Records contained in a dataset:
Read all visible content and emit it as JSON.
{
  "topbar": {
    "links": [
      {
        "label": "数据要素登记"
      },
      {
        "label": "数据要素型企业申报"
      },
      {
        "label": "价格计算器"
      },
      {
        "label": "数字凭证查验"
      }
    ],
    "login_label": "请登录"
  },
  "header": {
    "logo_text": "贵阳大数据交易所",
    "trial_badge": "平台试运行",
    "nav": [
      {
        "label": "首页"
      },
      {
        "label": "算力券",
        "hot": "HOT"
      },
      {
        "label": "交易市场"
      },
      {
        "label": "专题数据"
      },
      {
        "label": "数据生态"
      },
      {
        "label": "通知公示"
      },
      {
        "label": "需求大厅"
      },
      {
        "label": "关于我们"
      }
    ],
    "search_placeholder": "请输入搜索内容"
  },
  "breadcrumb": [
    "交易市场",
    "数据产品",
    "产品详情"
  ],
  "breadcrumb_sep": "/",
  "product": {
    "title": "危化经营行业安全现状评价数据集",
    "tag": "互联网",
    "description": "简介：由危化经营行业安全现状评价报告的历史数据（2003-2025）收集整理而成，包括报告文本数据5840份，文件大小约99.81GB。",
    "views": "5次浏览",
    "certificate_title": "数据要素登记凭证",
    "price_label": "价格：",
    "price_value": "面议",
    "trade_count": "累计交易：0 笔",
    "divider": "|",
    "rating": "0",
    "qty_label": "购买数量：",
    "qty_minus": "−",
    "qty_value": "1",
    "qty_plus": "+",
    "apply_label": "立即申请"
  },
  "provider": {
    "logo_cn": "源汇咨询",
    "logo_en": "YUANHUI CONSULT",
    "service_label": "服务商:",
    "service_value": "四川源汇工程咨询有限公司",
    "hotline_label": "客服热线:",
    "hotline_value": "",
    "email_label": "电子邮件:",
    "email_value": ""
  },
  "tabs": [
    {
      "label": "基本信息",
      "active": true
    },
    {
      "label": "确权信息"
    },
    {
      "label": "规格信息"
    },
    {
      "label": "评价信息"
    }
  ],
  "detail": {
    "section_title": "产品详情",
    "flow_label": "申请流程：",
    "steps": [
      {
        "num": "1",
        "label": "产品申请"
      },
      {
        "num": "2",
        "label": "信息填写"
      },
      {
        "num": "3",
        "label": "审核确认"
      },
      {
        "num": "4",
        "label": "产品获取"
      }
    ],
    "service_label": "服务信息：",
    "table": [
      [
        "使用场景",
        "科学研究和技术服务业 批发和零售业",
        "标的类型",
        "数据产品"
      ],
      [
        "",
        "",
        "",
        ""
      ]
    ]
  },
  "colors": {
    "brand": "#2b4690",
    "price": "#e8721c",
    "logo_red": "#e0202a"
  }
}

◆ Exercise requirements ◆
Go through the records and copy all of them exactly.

◆ Result of the task ◆
Read all visible content and emit it as JSON.
{
  "topbar": {
    "links": [
      {
        "label": "数据要素登记"
      },
      {
        "label": "数据要素型企业申报"
      },
      {
        "label": "价格计算器"
      },
      {
        "label": "数字凭证查验"
      }
    ],
    "login_label": "请登录"
  },
  "header": {
    "logo_text": "贵阳大数据交易所",
    "trial_badge": "平台试运行",
    "nav": [
      {
        "label": "首页"
      },
      {
        "label": "算力券",
        "hot": "HOT"
      },
      {
        "label": "交易市场"
      },
      {
        "label": "专题数据"
      },
      {
        "label": "数据生态"
      },
      {
        "label": "通知公示"
      },
      {
        "label": "需求大厅"
      },
      {
        "label": "关于我们"
      }
    ],
    "search_placeholder": "请输入搜索内容"
  },
  "breadcrumb": [
    "交易市场",
    "数据产品",
    "产品详情"
  ],
  "breadcrumb_sep": "/",
  "product": {
    "title": "危化经营行业安全现状评价数据集",
    "tag": "互联网",
    "description": "简介：由危化经营行业安全现状评价报告的历史数据（2003-2025）收集整理而成，包括报告文本数据5840份，文件大小约99.81GB。",
    "views": "5次浏览",
    "certificate_title": "数据要素登记凭证",
    "price_label": "价格：",
    "price_value": "面议",
    "trade_count": "累计交易：0 笔",
    "divider": "|",
    "rating": "0",
    "qty_label": "购买数量：",
    "qty_minus": "−",
    "qty_value": "1",
    "qty_plus": "+",
    "apply_label": "立即申请"
  },
  "provider": {
    "logo_cn": "源汇咨询",
    "logo_en": "YUANHUI CONSULT",
    "service_label": "服务商:",
    "service_value": "四川源汇工程咨询有限公司",
    "hotline_label": "客服热线:",
    "hotline_value": "",
    "email_label": "电子邮件:",
    "email_value": ""
  },
  "tabs": [
    {
      "label": "基本信息",
      "active": true
    },
    {
      "label": "确权信息"
    },
    {
      "label": "规格信息"
    },
    {
      "label": "评价信息"
    }
  ],
  "detail": {
    "section_title": "产品详情",
    "flow_label": "申请流程：",
    "steps": [
      {
        "num": "1",
        "label": "产品申请"
      },
      {
        "num": "2",
        "label": "信息填写"
      },
      {
        "num": "3",
        "label": "审核确认"
      },
      {
        "num": "4",
        "label": "产品获取"
      }
    ],
    "service_label": "服务信息：",
    "table": [
      [
        "使用场景",
        "科学研究和技术服务业 批发和零售业",
        "标的类型",
        "数据产品"
      ],
      [
        "",
        "",
        "",
        ""
      ]
    ]
  },
  "colors": {
    "brand": "#2b4690",
    "price": "#e8721c",
    "logo_red": "#e0202a"
  }
}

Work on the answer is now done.